It’s in the tiny details too. Some of the zombies wandering around aren’t the rotting long-dead corpses you’re used to. Didn’t kill that person by shooting them in the head? Maybe they got taken down by a zombie bite? They’ll be back, and coming for you, and forgetting this little fact while murdering your way through a human camp can be quite surprising when that guard gets back up and starts chewing on your arm.
The load times are a bit long at times and can definitely take you out of the experience. It’s one of the biggest facets that reminds me I’m playing a game as I travel to each node area, waiting for the loading screens in between. Given that you’ll be hitting these points at least twice each in-game day (once out to whatever location and once to get back to your camp), it would have been nice if the game offered more than a black screen featuring the game’s logo and a loading bar. Technical limitations may be the root cause of this, and I hope future iterations of PSVR give us more seamless and immersive open worlds because this is really the only downside to this game. Move Controllers are required, but if you’re a PSVR owner and you don’t have Moves, you’ve already been missing out on the platforms best and most immersive experiences.
The Walking Dead: Saints & Sinners Review – Life Among the Dead
The Walking Dead: Saints & Sinners expertly recreates every feeling I’ve had while watching or reading The Walking Dead. The hope. The dread. Moments of respite. Moments of panic. Wondering if every day might be your last. It puts you in that world, and the decisions of survival are in your hands. At the end of each in-game day, it all comes back to whether or not you’re still breathing. The story and many of the game’s very mechanics are ancillary as it puts the focus on you. Ignore the pleas coming over the radio as you scavenge for supplies. Or venture into somewhere unsafe to help someone else at the expense of your own health. The choice is entirely up to you. Not being dragged along the experience, but having the freedom to make my own fate makes The Walking Dead: Saints & Sinners feel real.

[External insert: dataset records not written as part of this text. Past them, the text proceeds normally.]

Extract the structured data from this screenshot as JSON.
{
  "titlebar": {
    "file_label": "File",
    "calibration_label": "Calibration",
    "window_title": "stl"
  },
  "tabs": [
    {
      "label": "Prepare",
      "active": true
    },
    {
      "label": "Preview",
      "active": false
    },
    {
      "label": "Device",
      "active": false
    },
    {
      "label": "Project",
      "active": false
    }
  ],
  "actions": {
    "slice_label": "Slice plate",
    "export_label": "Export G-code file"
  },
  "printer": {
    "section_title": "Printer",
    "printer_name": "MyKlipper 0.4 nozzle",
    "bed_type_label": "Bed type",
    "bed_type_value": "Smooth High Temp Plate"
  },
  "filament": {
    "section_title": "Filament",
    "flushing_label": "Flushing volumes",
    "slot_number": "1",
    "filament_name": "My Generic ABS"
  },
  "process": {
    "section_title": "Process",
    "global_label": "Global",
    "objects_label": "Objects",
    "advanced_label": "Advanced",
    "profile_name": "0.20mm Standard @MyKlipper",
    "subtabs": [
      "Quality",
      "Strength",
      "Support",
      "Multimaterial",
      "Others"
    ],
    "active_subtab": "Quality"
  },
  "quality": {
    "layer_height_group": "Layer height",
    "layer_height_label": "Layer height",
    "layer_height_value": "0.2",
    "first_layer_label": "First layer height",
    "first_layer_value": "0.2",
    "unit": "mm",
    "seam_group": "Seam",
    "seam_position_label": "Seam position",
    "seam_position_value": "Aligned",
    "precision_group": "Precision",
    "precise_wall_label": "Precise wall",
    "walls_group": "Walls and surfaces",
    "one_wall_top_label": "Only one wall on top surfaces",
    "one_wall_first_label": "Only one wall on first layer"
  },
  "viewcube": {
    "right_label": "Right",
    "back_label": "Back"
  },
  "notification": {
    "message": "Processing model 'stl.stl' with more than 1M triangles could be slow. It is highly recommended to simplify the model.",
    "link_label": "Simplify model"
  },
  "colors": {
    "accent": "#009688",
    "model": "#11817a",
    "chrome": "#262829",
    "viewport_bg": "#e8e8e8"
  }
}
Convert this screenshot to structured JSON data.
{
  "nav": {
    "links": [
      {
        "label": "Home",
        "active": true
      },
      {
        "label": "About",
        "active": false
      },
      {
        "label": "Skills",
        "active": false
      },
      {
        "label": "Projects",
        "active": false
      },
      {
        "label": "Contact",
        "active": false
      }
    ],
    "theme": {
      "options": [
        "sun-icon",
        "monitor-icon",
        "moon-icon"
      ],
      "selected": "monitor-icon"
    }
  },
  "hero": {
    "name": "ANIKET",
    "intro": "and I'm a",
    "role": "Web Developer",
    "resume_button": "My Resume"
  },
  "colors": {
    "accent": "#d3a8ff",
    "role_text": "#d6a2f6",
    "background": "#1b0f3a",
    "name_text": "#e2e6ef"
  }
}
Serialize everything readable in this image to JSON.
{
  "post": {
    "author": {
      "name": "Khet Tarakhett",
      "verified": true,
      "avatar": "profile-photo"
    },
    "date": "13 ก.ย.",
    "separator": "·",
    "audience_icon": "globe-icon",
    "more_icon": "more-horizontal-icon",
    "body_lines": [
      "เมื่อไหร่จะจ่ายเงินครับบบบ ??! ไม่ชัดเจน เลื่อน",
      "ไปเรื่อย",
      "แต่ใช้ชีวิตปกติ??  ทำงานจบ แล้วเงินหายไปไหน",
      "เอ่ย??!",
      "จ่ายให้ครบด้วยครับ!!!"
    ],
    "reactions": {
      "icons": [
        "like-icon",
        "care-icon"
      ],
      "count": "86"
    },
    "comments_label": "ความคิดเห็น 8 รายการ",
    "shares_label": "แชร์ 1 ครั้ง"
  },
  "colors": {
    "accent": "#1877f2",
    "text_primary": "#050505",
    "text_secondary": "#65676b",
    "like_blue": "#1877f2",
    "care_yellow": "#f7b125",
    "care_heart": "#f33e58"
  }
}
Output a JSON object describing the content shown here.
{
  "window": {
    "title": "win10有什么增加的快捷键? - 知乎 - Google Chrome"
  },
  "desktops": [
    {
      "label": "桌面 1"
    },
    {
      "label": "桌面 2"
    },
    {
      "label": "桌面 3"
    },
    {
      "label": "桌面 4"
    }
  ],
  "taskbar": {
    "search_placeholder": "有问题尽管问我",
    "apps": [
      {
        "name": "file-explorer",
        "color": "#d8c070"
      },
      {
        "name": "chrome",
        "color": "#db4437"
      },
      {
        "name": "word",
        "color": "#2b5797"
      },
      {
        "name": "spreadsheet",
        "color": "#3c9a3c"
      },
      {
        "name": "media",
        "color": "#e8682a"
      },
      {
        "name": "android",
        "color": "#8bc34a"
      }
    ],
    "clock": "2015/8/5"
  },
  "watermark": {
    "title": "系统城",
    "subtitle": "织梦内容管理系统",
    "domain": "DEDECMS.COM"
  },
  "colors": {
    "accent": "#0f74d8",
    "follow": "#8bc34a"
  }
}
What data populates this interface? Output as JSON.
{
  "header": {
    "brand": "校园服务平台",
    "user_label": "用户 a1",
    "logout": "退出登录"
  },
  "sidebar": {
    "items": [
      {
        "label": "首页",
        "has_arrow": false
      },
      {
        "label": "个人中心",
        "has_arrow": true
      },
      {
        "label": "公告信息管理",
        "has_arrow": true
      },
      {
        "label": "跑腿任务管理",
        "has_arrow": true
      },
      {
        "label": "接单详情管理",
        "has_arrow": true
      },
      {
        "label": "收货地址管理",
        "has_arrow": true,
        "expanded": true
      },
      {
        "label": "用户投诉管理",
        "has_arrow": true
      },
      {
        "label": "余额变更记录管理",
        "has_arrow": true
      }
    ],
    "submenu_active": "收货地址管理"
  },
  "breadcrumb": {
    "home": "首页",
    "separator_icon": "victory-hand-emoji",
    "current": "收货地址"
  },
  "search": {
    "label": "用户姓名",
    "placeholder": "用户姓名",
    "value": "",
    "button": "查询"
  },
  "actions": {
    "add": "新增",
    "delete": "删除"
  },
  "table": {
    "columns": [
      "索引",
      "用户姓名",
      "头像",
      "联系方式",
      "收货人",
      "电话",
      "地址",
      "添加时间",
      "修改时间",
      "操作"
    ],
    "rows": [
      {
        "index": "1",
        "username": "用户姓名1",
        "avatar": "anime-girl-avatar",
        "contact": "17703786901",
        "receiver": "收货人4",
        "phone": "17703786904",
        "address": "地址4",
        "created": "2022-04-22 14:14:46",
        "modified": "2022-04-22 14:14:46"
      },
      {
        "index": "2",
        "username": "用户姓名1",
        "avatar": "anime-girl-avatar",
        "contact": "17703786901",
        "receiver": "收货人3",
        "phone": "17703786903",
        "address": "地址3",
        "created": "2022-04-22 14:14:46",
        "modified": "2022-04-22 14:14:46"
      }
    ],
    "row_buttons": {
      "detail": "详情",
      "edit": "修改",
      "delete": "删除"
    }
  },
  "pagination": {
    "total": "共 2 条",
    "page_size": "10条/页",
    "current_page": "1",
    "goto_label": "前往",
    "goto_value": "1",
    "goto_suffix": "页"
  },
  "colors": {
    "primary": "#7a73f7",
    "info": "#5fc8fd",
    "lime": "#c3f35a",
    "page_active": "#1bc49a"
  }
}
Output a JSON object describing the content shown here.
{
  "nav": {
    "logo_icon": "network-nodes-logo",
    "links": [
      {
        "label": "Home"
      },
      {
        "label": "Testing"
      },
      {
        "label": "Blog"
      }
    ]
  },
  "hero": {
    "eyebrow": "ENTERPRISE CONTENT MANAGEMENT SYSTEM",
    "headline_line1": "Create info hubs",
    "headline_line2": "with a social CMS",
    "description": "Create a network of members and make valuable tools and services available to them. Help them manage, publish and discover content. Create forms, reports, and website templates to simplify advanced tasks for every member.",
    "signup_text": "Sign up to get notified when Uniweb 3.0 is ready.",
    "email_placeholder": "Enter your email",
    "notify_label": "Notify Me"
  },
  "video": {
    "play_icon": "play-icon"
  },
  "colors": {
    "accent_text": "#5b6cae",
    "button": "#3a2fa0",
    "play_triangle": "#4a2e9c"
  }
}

And make no mistake, this is a full-length game. Completing the story will take an average of about 15 hours, but I found myself off the beaten path rather often, either by my own volition or forced by the necessity of survival. Scrounging up medicine to restore my max health took away a whole day even as the voice on the radio was worrying about drowning where he was trapped. Completing a task for the voice left me facing a horde of zombies and unprepared to assist another survivor I met shortly after.
The Walking Dead: Saints & Sinners is for people who want to test their mettle living in the world of The Walking Dead, both physically and emotionally. It can be a heavy game, and returning to camp empty-handed or failing someone you were trying to help can be mentally defeating. Numerous gameplay systems work together to create one of the most intense and immersive survival experiences in VR, held back only somewhat by dated technology. If you can muster up the fortitude try and survive in this world, The Walking Dead: Saints & Sinners is an essential VR experience that speaks volumes to the unique possibilities of virtual reality.
The Walking Dead: Saints & Sinners review code provided by publisher. Reviewed on a launch PlayStation 4 with PSVR. For more information on scoring, please read our Review Policy.